- REQUIREMENT: Each line of the data that mentions the string "dollar" needs to be identified and copied.

Dataset rows describing interfaces:
********
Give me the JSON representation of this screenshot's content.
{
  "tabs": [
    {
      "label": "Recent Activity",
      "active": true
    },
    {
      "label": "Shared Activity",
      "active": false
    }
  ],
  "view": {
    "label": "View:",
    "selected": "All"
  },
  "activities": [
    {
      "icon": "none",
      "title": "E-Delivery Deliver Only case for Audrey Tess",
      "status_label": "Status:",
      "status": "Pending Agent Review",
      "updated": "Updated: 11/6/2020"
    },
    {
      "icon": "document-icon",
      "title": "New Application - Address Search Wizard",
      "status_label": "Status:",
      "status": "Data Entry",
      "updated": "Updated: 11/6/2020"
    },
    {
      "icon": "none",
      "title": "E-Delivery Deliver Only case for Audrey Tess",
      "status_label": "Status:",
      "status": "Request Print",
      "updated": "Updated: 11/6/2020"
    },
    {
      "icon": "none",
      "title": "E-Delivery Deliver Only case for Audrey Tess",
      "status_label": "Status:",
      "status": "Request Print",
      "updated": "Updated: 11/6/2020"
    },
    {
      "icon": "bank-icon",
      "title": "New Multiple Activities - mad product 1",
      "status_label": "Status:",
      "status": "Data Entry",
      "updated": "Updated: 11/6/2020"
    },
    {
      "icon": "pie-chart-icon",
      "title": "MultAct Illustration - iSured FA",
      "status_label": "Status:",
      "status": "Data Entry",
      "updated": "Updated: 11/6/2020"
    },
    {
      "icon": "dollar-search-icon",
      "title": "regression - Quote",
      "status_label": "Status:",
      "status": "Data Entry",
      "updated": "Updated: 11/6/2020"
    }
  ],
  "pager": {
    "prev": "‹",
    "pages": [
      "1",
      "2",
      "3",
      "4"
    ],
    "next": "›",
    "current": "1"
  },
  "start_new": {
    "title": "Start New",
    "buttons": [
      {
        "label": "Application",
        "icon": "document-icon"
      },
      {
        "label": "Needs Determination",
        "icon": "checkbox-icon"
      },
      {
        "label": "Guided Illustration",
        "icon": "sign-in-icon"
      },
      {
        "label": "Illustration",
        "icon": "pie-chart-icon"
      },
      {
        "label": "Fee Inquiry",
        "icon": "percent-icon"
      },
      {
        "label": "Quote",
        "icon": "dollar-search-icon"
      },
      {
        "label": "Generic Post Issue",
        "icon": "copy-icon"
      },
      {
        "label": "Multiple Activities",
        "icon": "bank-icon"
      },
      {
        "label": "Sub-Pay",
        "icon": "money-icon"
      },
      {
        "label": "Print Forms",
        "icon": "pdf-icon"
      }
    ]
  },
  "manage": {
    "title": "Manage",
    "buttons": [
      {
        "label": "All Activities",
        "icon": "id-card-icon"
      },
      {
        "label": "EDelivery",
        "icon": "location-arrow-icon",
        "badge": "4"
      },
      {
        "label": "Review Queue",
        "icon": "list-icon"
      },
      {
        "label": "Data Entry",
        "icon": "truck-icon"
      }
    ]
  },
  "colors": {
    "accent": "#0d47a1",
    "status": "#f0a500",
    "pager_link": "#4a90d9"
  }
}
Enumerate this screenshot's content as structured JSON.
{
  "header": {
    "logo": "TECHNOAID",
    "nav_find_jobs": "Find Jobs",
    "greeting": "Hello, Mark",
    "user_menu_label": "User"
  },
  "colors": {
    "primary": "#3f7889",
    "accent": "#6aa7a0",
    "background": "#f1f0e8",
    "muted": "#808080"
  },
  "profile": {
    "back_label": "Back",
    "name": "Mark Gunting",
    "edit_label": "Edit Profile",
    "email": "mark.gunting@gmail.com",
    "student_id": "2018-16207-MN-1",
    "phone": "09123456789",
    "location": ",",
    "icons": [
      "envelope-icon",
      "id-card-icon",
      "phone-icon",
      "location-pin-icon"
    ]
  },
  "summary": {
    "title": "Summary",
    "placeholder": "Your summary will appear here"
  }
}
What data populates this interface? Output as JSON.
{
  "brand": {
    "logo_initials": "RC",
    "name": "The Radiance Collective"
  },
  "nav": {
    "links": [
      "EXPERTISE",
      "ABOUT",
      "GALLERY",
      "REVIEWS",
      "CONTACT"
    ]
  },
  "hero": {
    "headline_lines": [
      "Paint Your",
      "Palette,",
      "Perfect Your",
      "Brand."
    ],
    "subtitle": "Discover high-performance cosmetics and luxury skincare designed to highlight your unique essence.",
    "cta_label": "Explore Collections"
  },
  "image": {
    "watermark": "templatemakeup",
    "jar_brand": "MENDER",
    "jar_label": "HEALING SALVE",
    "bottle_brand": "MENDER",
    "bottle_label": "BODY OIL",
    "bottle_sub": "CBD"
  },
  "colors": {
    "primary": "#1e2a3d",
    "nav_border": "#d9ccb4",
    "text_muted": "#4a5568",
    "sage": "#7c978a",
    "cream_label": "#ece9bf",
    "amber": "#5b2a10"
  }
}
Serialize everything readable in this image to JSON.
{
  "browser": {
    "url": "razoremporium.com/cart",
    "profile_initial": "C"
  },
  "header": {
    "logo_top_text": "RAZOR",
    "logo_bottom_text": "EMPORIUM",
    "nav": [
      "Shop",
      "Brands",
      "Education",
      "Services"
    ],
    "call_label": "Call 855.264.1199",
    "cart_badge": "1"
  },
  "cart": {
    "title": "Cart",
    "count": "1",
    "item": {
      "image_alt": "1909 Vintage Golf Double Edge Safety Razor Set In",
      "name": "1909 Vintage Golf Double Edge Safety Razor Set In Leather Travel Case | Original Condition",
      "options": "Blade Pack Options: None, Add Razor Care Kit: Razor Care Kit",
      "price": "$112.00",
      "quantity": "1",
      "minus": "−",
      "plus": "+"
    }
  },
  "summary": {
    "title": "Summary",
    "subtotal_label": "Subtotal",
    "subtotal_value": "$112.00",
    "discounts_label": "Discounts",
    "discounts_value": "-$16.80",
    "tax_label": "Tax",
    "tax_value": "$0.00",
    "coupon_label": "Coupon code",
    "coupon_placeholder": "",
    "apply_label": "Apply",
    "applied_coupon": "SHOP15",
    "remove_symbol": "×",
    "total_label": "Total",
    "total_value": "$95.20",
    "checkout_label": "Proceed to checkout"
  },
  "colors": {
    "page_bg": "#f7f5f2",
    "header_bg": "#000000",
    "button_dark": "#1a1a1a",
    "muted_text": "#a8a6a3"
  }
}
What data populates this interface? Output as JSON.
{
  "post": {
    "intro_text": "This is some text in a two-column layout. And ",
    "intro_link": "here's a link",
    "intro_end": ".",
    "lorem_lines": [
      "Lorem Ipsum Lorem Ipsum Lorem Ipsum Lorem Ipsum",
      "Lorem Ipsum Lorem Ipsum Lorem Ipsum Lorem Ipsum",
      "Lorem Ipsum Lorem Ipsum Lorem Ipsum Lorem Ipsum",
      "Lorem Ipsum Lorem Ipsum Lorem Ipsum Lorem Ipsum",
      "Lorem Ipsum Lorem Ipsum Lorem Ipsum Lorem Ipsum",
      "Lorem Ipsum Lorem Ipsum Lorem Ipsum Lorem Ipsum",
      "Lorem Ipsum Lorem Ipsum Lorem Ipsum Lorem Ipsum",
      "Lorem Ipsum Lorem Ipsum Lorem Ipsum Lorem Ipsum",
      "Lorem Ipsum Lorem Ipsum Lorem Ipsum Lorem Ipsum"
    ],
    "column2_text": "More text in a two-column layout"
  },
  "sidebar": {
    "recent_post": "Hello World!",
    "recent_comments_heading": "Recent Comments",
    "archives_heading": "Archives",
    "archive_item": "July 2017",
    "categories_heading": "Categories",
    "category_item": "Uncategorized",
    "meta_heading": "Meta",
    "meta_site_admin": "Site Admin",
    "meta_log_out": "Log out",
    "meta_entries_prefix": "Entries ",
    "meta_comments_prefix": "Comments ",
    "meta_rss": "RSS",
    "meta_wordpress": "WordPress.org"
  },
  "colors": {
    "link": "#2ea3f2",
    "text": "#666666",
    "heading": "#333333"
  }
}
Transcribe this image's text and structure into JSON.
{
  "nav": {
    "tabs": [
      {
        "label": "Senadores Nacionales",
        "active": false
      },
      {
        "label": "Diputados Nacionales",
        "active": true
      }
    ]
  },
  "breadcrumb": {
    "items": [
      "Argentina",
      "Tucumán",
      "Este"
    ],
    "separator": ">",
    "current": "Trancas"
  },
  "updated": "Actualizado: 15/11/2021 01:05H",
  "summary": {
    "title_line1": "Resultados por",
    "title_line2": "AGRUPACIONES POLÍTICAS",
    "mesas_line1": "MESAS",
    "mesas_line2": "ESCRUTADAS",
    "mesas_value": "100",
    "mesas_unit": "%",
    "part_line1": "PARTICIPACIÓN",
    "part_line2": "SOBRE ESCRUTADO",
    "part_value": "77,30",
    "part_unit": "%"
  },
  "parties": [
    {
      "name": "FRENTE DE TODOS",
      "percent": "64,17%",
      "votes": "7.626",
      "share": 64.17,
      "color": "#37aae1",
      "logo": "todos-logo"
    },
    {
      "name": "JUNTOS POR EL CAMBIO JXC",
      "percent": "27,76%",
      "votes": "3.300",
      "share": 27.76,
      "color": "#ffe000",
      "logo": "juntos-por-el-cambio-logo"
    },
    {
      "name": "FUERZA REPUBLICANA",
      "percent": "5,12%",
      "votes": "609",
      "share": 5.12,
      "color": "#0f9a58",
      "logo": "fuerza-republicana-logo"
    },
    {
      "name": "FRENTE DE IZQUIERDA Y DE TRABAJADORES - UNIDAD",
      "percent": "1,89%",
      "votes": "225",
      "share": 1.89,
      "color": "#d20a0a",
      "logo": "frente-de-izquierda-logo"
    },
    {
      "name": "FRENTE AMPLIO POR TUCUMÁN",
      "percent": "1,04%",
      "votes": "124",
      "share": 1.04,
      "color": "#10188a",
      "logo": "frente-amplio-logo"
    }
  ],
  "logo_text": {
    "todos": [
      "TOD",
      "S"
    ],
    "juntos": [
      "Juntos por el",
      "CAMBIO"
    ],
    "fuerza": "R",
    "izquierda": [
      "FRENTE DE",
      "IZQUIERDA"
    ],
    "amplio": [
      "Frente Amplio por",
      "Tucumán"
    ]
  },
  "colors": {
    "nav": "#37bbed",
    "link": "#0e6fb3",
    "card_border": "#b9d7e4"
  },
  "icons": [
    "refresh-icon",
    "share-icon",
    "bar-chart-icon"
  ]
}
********
- PROBLEM SOLUTION:
      "icon": "dollar-search-icon",
        "icon": "dollar-search-icon"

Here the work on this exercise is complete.